I think this is a nice problem. It is a known fact, just nobody tries to fully prove it.
Are you asking us to justify the definition of the derivative?
If so:
Let f(x) be a function that is continuous on some interval I containing x0. If we wish to find the gradient (or slope) of the line connecting f(x0) to some other point f(x1) (which is the slope of the secant line between these points) we may use the formula:
M = [f(x0) - f(x1)]/[x0 - x1]
Let's redefine x1 as some point h units from x0. Therefore, we have x1 = x0 + h, and the slope of the of the secant line becomes:
M = [f(x0) - f(x0 + h)]/[x0 - (x0 + h)] = [f(x0) - f(x0 + h)]/h
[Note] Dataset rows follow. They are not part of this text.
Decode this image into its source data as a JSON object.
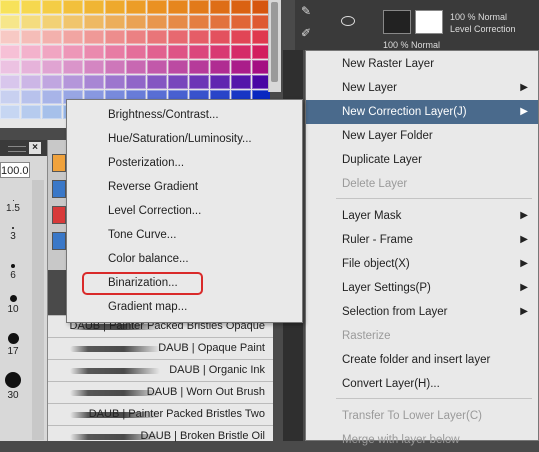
{
  "palette": {
    "colors": [
      [
        "#f7e25a",
        "#f6d84f",
        "#f4cd45",
        "#f2c03c",
        "#f0b534",
        "#eea92d",
        "#ec9d27",
        "#ea9122",
        "#e6861e",
        "#e27a1a",
        "#de6e16",
        "#da6212",
        "#d6560f"
      ],
      [
        "#f6e68a",
        "#f4dc7f",
        "#f2d175",
        "#f0c56c",
        "#eeb963",
        "#ecae5b",
        "#eaa254",
        "#e8964d",
        "#e68a47",
        "#e47e41",
        "#e2723c",
        "#e06637",
        "#de5a32"
      ],
      [
        "#f7c9c4",
        "#f5bdb8",
        "#f3b1ad",
        "#f1a5a2",
        "#ef9997",
        "#ed8d8d",
        "#eb8183",
        "#e97579",
        "#e76970",
        "#e55d67",
        "#e3515e",
        "#e14556",
        "#df394e"
      ],
      [
        "#f6c0d6",
        "#f3b2cc",
        "#f0a5c2",
        "#ed97b8",
        "#ea8aae",
        "#e77ca4",
        "#e46f9a",
        "#e16190",
        "#de5486",
        "#db467c",
        "#d83972",
        "#d52b68",
        "#d21e5e"
      ],
      [
        "#ecc2e2",
        "#e6b3da",
        "#e0a4d2",
        "#da95ca",
        "#d486c2",
        "#ce77ba",
        "#c868b2",
        "#c259aa",
        "#bc4aa2",
        "#b63b9a",
        "#b02c92",
        "#aa1d8a",
        "#a40e82"
      ],
      [
        "#d8c6ec",
        "#ccb6e6",
        "#c0a6e0",
        "#b496da",
        "#a886d4",
        "#9c76ce",
        "#9066c8",
        "#8456c2",
        "#7846bc",
        "#6c36b6",
        "#6026b0",
        "#5416aa",
        "#4806a4"
      ],
      [
        "#c8d0f0",
        "#b8c2ec",
        "#a8b4e8",
        "#98a6e4",
        "#8898e0",
        "#788adc",
        "#687cd8",
        "#586ed4",
        "#4860d0",
        "#3852cc",
        "#2844c8",
        "#1836c4",
        "#0828c0"
      ],
      [
        "#c6d6f2",
        "#b6cbee",
        "#a6c0ea",
        "#96b5e6",
        "#86aae2",
        "#769fde",
        "#6694da",
        "#5689d6",
        "#467ed2",
        "#3673ce",
        "#2668ca",
        "#165dc6",
        "#0652c2"
      ]
    ]
  },
  "brush_size": {
    "value": "100.0",
    "sizes": [
      "1.5",
      "3",
      "6",
      "10",
      "17",
      "30"
    ]
  },
  "brush_list": {
    "items": [
      "DAUB | Painter Packed Bristles Opaque",
      "DAUB | Opaque Paint",
      "DAUB | Organic Ink",
      "DAUB | Worn Out Brush",
      "DAUB | Painter Packed Bristles Two",
      "DAUB | Broken Bristle Oil"
    ]
  },
  "layers": {
    "top_layer": {
      "mode": "100 % Normal",
      "name": "Level Correction"
    },
    "second_layer": {
      "mode": "100 % Normal"
    }
  },
  "context_menu": {
    "items": [
      {
        "label": "New Raster Layer",
        "arrow": false,
        "disabled": false,
        "highlight": false
      },
      {
        "label": "New Layer",
        "arrow": true,
        "disabled": false,
        "highlight": false
      },
      {
        "label": "New Correction Layer(J)",
        "arrow": true,
        "disabled": false,
        "highlight": true
      },
      {
        "label": "New Layer Folder",
        "arrow": false,
        "disabled": false,
        "highlight": false
      },
      {
        "label": "Duplicate Layer",
        "arrow": false,
        "disabled": false,
        "highlight": false
      },
      {
        "label": "Delete Layer",
        "arrow": false,
        "disabled": true,
        "highlight": false
      },
      {
        "label": "Layer Mask",
        "arrow": true,
        "disabled": false,
        "highlight": false
      },
      {
        "label": "Ruler - Frame",
        "arrow": true,
        "disabled": false,
        "highlight": false
      },
      {
        "label": "File object(X)",
        "arrow": true,
        "disabled": false,
        "highlight": false
      },
      {
        "label": "Layer Settings(P)",
        "arrow": true,
        "disabled": false,
        "highlight": false
      },
      {
        "label": "Selection from Layer",
        "arrow": true,
        "disabled": false,
        "highlight": false
      },
      {
        "label": "Rasterize",
        "arrow": false,
        "disabled": true,
        "highlight": false
      },
      {
        "label": "Create folder and insert layer",
        "arrow": false,
        "disabled": false,
        "highlight": false
      },
      {
        "label": "Convert Layer(H)...",
        "arrow": false,
        "disabled": false,
        "highlight": false
      },
      {
        "label": "Transfer To Lower Layer(C)",
        "arrow": false,
        "disabled": true,
        "highlight": false
      },
      {
        "label": "Merge with layer below",
        "arrow": false,
        "disabled": true,
        "highlight": false
      }
    ]
  },
  "correction_submenu": {
    "items": [
      "Brightness/Contrast...",
      "Hue/Saturation/Luminosity...",
      "Posterization...",
      "Reverse Gradient",
      "Level Correction...",
      "Tone Curve...",
      "Color balance...",
      "Binarization...",
      "Gradient map..."
    ],
    "highlighted": "Binarization...",
    "highlight_color": "#d92a2a"
  },
  "colors": {
    "menu_bg": "#e9e9e9",
    "menu_highlight": "#4a6a8c",
    "panel_dark": "#3a3a3a"
  }
}
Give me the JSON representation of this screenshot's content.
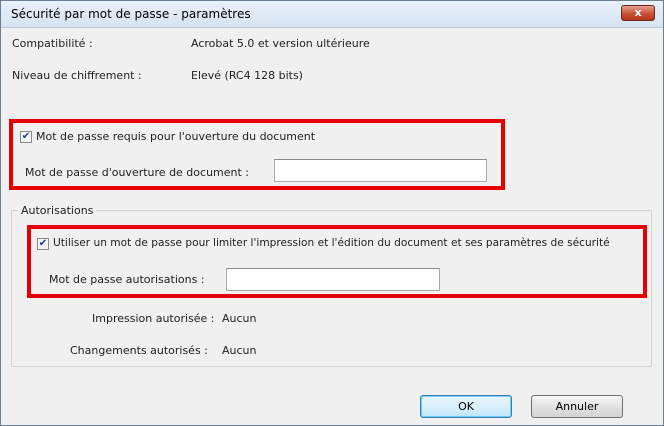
{
  "window": {
    "title": "Sécurité par mot de passe - paramètres",
    "close_glyph": "x"
  },
  "info": {
    "compat_label": "Compatibilité :",
    "compat_value": "Acrobat 5.0 et version ultérieure",
    "encryption_label": "Niveau de chiffrement :",
    "encryption_value": "Elevé (RC4 128 bits)"
  },
  "open_password": {
    "checkbox_checked": true,
    "checkbox_label": "Mot de passe requis pour l'ouverture du document",
    "field_label": "Mot de passe d'ouverture de document :",
    "field_value": ""
  },
  "permissions": {
    "group_title": "Autorisations",
    "checkbox_checked": true,
    "checkbox_label": "Utiliser un mot de passe pour limiter l'impression et l'édition du document et ses paramètres de sécurité",
    "field_label": "Mot de passe autorisations :",
    "field_value": "",
    "printing_label": "Impression autorisée :",
    "printing_value": "Aucun",
    "changes_label": "Changements autorisés :",
    "changes_value": "Aucun"
  },
  "buttons": {
    "ok_label": "OK",
    "cancel_label": "Annuler"
  },
  "colors": {
    "highlight": "#e80000",
    "title_bar": "#dbe7f4",
    "dialog_bg": "#f0f0f0"
  }
}
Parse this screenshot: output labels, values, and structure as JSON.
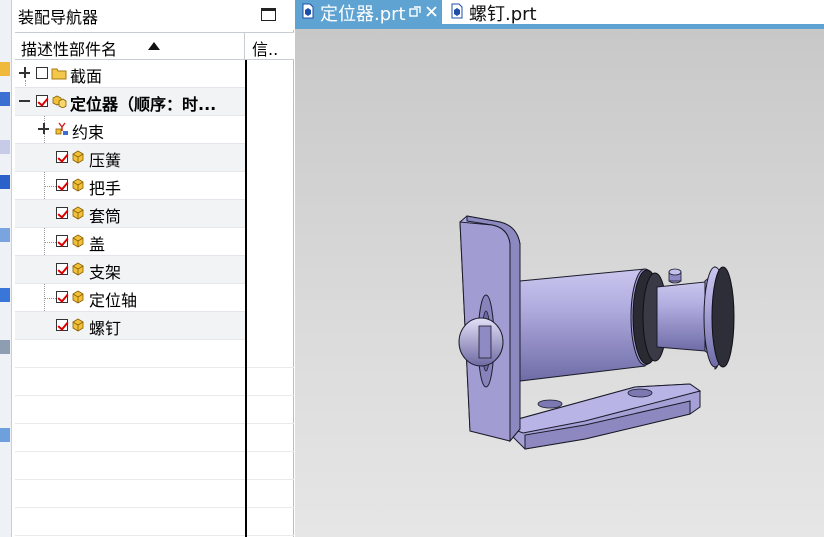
{
  "navigator": {
    "title": "装配导航器",
    "columns": {
      "description": "描述性部件名",
      "info": "信.."
    },
    "tree": {
      "section": "截面",
      "root": "定位器（顺序：时...",
      "constraints": "约束",
      "parts": [
        "压簧",
        "把手",
        "套筒",
        "盖",
        "支架",
        "定位轴",
        "螺钉"
      ]
    }
  },
  "tabs": [
    {
      "label": "定位器.prt",
      "active": true
    },
    {
      "label": "螺钉.prt",
      "active": false
    }
  ],
  "colors": {
    "tab_active": "#5fa3d2",
    "model": "#aaa6dc",
    "check": "#dd0000"
  }
}
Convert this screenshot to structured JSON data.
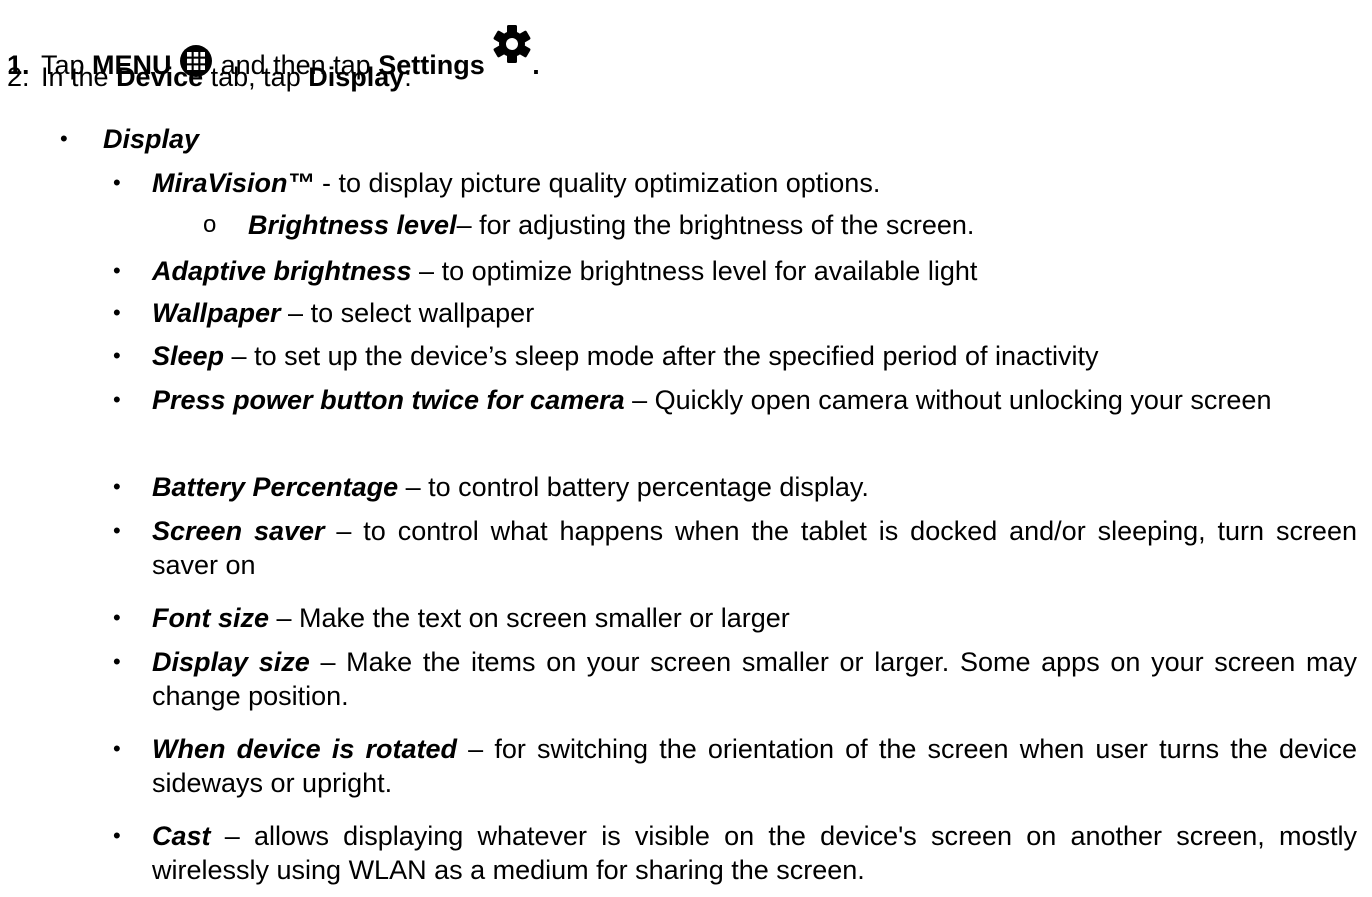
{
  "steps": [
    {
      "number": "1.",
      "parts": [
        "Tap ",
        "MENU",
        " and then tap ",
        "Settings",
        "."
      ],
      "icons": [
        "menu-grid-icon",
        "settings-gear-icon"
      ]
    },
    {
      "number": "2.",
      "parts": [
        "In the ",
        "Device",
        " tab, tap ",
        "Display",
        ":"
      ]
    }
  ],
  "section": {
    "title": "Display"
  },
  "items": [
    {
      "term": "MiraVision™",
      "desc": " - to display picture quality optimization options."
    },
    {
      "term": "Brightness level",
      "desc": "– for adjusting the brightness of the screen."
    },
    {
      "term": "Adaptive brightness",
      "desc": " – to optimize brightness level for available light"
    },
    {
      "term": "Wallpaper",
      "desc": " – to select wallpaper"
    },
    {
      "term": "Sleep",
      "desc": " – to set up the device’s sleep mode after the specified period of inactivity"
    },
    {
      "term": "Press power button twice for camera",
      "desc": " – Quickly open camera without unlocking your screen"
    },
    {
      "term": "Battery Percentage",
      "desc": " – to control battery percentage display."
    },
    {
      "term": "Screen saver",
      "desc": " – to control what happens when the tablet is docked and/or sleeping, turn screen saver on"
    },
    {
      "term": "Font size",
      "desc": " – Make the text on screen smaller or larger"
    },
    {
      "term": "Display size",
      "desc": " – Make the items on your screen smaller or larger. Some apps on your screen may change position."
    },
    {
      "term": "When device is rotated",
      "desc": " – for switching the orientation of the screen when user turns the device sideways or upright."
    },
    {
      "term": "Cast",
      "desc": " – allows displaying whatever is visible on the device's screen on another screen, mostly wirelessly using WLAN as a medium for sharing the screen."
    }
  ],
  "symbols": {
    "bullet": "•",
    "sub_bullet": "o"
  }
}
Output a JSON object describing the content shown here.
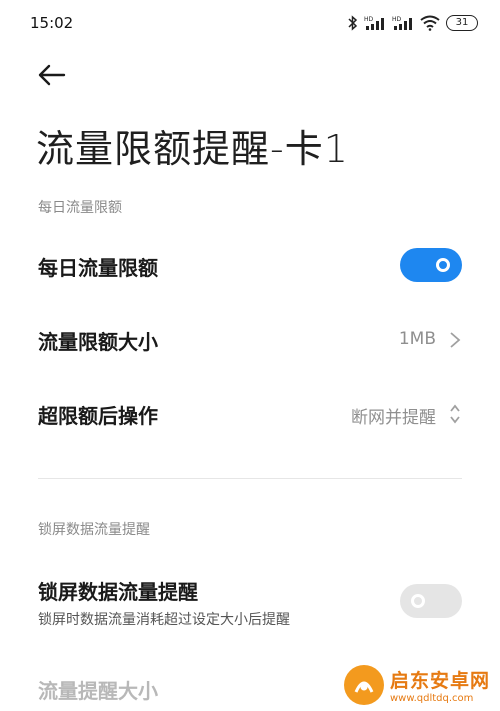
{
  "status_bar": {
    "time": "15:02",
    "battery": "31",
    "icons": [
      "bluetooth-icon",
      "signal-hd-icon",
      "signal-hd-icon",
      "wifi-icon",
      "battery-icon"
    ]
  },
  "header": {
    "back_icon": "arrow-left-icon",
    "title": "流量限额提醒-卡1"
  },
  "daily_section": {
    "header": "每日流量限额",
    "toggle_label": "每日流量限额",
    "toggle_on": true,
    "limit_label": "流量限额大小",
    "limit_value": "1MB",
    "action_label": "超限额后操作",
    "action_value": "断网并提醒"
  },
  "lockscreen_section": {
    "header": "锁屏数据流量提醒",
    "toggle_label": "锁屏数据流量提醒",
    "toggle_sub": "锁屏时数据流量消耗超过设定大小后提醒",
    "toggle_on": false,
    "size_label": "流量提醒大小"
  },
  "watermark": {
    "name": "启东安卓网",
    "url": "www.qdltdq.com"
  },
  "colors": {
    "accent": "#1e87f0",
    "watermark": "#f39a1e"
  }
}
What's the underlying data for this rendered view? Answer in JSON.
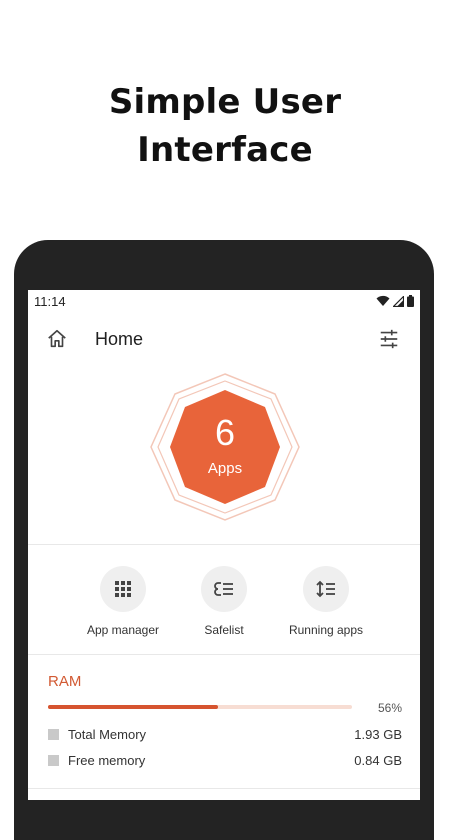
{
  "headline": {
    "line1": "Simple User",
    "line2": "Interface"
  },
  "status_bar": {
    "time": "11:14",
    "icons": [
      "wifi-icon",
      "signal-icon",
      "battery-icon"
    ]
  },
  "app_bar": {
    "title": "Home",
    "left_icon": "home-icon",
    "right_icon": "tune-icon"
  },
  "badge": {
    "count": "6",
    "label": "Apps",
    "color": "#E8643A"
  },
  "actions": [
    {
      "label": "App manager",
      "icon": "grid-icon"
    },
    {
      "label": "Safelist",
      "icon": "safelist-icon"
    },
    {
      "label": "Running apps",
      "icon": "sort-icon"
    }
  ],
  "ram": {
    "title": "RAM",
    "percent_label": "56%",
    "percent": 0.56,
    "rows": [
      {
        "name": "Total Memory",
        "value": "1.93 GB"
      },
      {
        "name": "Free memory",
        "value": "0.84 GB"
      }
    ]
  },
  "colors": {
    "accent": "#D6542F",
    "track": "#F7DDD3"
  }
}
Now, we may find the slope of a line tangent to f(x0) if we allow the distance between x0 and x0 + h to go to zero (in other words, we are letting h (the distance between x0 and x1) go to zero). Doing so we obtain a new limit:
L = lim{h->0} [f(x0) - f(x0 + h)]/h
We define this limit to be the slope of the tangent line to f(x) at x0, which we further define to be the derivative of f(x): f'(x) if we let x0 be any arbitrary value of x on the domain of f(x).
f'(x) = L = lim{h->0} (f(x) - f(x + h))/h
Because I like to do these things very very carefully. Some might say too carefully. (In fact, I think we need to know the functions are continous for you to make such a statement . Thus, in general what you said is probably not true . Yes, here it is).
Maybe I will post my solution.